*** Opening of Input ***

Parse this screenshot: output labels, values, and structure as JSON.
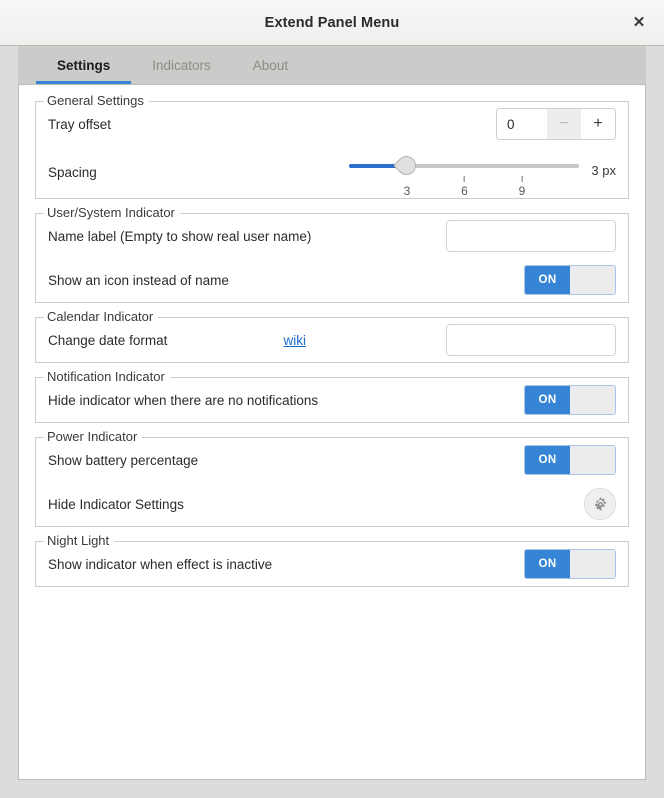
{
  "window": {
    "title": "Extend Panel Menu",
    "close_icon": "close-icon"
  },
  "tabs": [
    {
      "label": "Settings",
      "active": true
    },
    {
      "label": "Indicators",
      "active": false
    },
    {
      "label": "About",
      "active": false
    }
  ],
  "sections": {
    "general": {
      "legend": "General Settings",
      "tray_offset": {
        "label": "Tray offset",
        "value": "0",
        "minus_label": "−",
        "plus_label": "+"
      },
      "spacing": {
        "label": "Spacing",
        "value": 3,
        "min": 0,
        "max": 12,
        "unit_label": "3 px",
        "marks": [
          {
            "label": "3",
            "value": 3
          },
          {
            "label": "6",
            "value": 6
          },
          {
            "label": "9",
            "value": 9
          }
        ]
      }
    },
    "user_system": {
      "legend": "User/System Indicator",
      "name_label": {
        "label": "Name label (Empty to show real user name)",
        "value": "",
        "placeholder": ""
      },
      "show_icon": {
        "label": "Show an icon instead of name",
        "state": "ON"
      }
    },
    "calendar": {
      "legend": "Calendar Indicator",
      "date_format": {
        "label": "Change date format",
        "link_text": "wiki",
        "value": "",
        "placeholder": ""
      }
    },
    "notification": {
      "legend": "Notification Indicator",
      "hide_indicator": {
        "label": "Hide indicator when there are no notifications",
        "state": "ON"
      }
    },
    "power": {
      "legend": "Power Indicator",
      "battery_percentage": {
        "label": "Show battery percentage",
        "state": "ON"
      },
      "hide_indicator_settings": {
        "label": "Hide Indicator Settings",
        "icon": "gear-icon"
      }
    },
    "night_light": {
      "legend": "Night Light",
      "show_indicator": {
        "label": "Show indicator when effect is inactive",
        "state": "ON"
      }
    }
  },
  "colors": {
    "accent": "#3584d6",
    "link": "#1b6acb",
    "slider_fill": "#2a6fc9"
  }
}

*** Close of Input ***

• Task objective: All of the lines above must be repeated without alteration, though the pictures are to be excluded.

• Answer to this problem:
Parse this screenshot: output labels, values, and structure as JSON.
{
  "window": {
    "title": "Extend Panel Menu",
    "close_icon": "close-icon"
  },
  "tabs": [
    {
      "label": "Settings",
      "active": true
    },
    {
      "label": "Indicators",
      "active": false
    },
    {
      "label": "About",
      "active": false
    }
  ],
  "sections": {
    "general": {
      "legend": "General Settings",
      "tray_offset": {
        "label": "Tray offset",
        "value": "0",
        "minus_label": "−",
        "plus_label": "+"
      },
      "spacing": {
        "label": "Spacing",
        "value": 3,
        "min": 0,
        "max": 12,
        "unit_label": "3 px",
        "marks": [
          {
            "label": "3",
            "value": 3
          },
          {
            "label": "6",
            "value": 6
          },
          {
            "label": "9",
            "value": 9
          }
        ]
      }
    },
    "user_system": {
      "legend": "User/System Indicator",
      "name_label": {
        "label": "Name label (Empty to show real user name)",
        "value": "",
        "placeholder": ""
      },
      "show_icon": {
        "label": "Show an icon instead of name",
        "state": "ON"
      }
    },
    "calendar": {
      "legend": "Calendar Indicator",
      "date_format": {
        "label": "Change date format",
        "link_text": "wiki",
        "value": "",
        "placeholder": ""
      }
    },
    "notification": {
      "legend": "Notification Indicator",
      "hide_indicator": {
        "label": "Hide indicator when there are no notifications",
        "state": "ON"
      }
    },
    "power": {
      "legend": "Power Indicator",
      "battery_percentage": {
        "label": "Show battery percentage",
        "state": "ON"
      },
      "hide_indicator_settings": {
        "label": "Hide Indicator Settings",
        "icon": "gear-icon"
      }
    },
    "night_light": {
      "legend": "Night Light",
      "show_indicator": {
        "label": "Show indicator when effect is inactive",
        "state": "ON"
      }
    }
  },
  "colors": {
    "accent": "#3584d6",
    "link": "#1b6acb",
    "slider_fill": "#2a6fc9"
  }
}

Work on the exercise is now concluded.